§ **Requirement**
Without the pictures, retype each line below exactly as it stands.

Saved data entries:
===============

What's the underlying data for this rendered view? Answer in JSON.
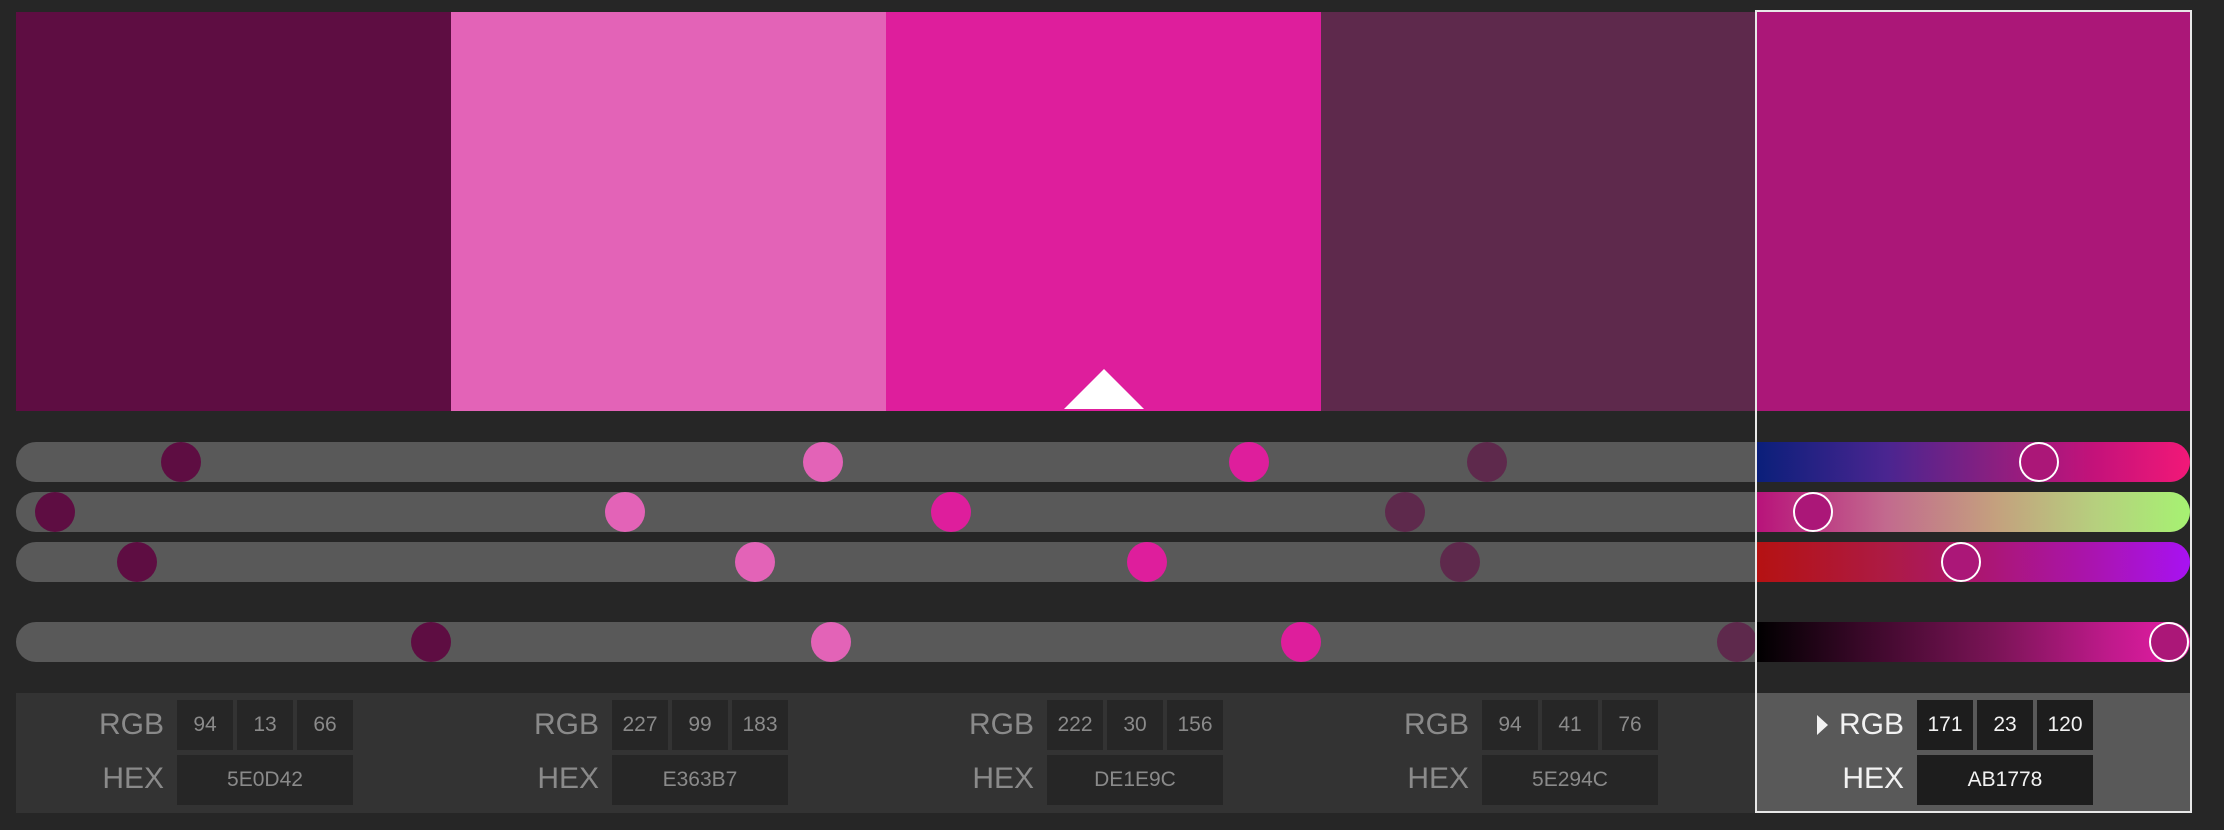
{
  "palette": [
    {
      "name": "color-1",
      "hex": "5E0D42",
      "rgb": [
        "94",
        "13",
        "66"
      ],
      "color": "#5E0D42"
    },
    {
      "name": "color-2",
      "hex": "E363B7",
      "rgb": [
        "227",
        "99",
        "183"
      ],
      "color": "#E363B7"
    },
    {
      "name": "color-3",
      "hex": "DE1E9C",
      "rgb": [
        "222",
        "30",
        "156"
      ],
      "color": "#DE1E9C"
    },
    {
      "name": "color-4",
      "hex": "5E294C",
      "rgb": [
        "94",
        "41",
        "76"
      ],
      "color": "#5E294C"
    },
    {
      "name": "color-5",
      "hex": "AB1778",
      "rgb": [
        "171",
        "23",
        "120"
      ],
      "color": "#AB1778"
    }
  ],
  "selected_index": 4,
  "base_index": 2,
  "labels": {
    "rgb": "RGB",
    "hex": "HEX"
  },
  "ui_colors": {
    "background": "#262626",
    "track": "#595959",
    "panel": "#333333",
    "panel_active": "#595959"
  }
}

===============

§ **Exercise result**
What's the underlying data for this rendered view? Answer in JSON.
{
  "palette": [
    {
      "name": "color-1",
      "hex": "5E0D42",
      "rgb": [
        "94",
        "13",
        "66"
      ],
      "color": "#5E0D42"
    },
    {
      "name": "color-2",
      "hex": "E363B7",
      "rgb": [
        "227",
        "99",
        "183"
      ],
      "color": "#E363B7"
    },
    {
      "name": "color-3",
      "hex": "DE1E9C",
      "rgb": [
        "222",
        "30",
        "156"
      ],
      "color": "#DE1E9C"
    },
    {
      "name": "color-4",
      "hex": "5E294C",
      "rgb": [
        "94",
        "41",
        "76"
      ],
      "color": "#5E294C"
    },
    {
      "name": "color-5",
      "hex": "AB1778",
      "rgb": [
        "171",
        "23",
        "120"
      ],
      "color": "#AB1778"
    }
  ],
  "selected_index": 4,
  "base_index": 2,
  "labels": {
    "rgb": "RGB",
    "hex": "HEX"
  },
  "ui_colors": {
    "background": "#262626",
    "track": "#595959",
    "panel": "#333333",
    "panel_active": "#595959"
  }
}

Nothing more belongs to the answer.